We were all given paths in and a pair of shoes in which to walk it. In the beginning of any path and pair of shoes, you are going to experience bumps and trips and knocks and bruises because you’re not only unfamiliar with the path, but also the shoes. They have to be broken in, and there’s a lot of pain that is associated with that. But the thing is, those are your shoes. They were meant for you and are your size. You are the person that has to learn to wear them so that you can learn to walk the path, which has it’s own bumps, puddles, twists and turns of its own. So, by telling someone to walk a mile in your shoes would actually be giving them more heartache and pain than you would have had to bear. Not only would they have to face the terrain of the path, but maybe a shoe that’s too big, causing constant trips and falls that you otherwise would have been able to balance yourself through. Or maybe the shoe is too small, causing blisters and excruciating pain with each step well beyond anything you would have endured.

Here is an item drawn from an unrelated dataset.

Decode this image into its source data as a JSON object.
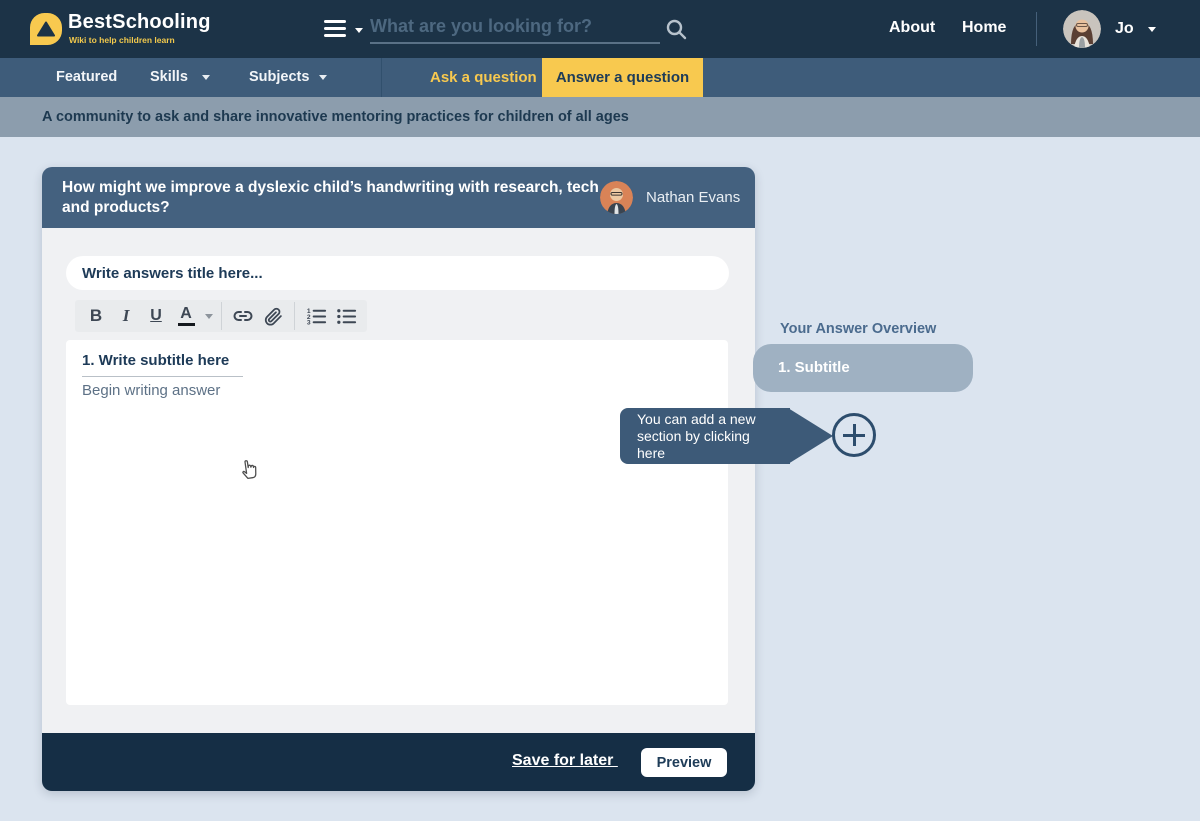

Same for you. You can’t switch shoes with someone else because they may seem to have a smooth path and great shoes because they aren’t meant for you. They won’t fit you. You may not be able to wear their shoes as well or they may be accustom to their path where as you wouldn’t know what to look out for.
So be careful when using those words. You change the person wearing the shoes and walking the path, then you change the whole scenario, and the lesson intended will never be learned. Instead, work on mastering your own path so that others can see your courage and determination, and encourage those who have tripped along their way on theirs.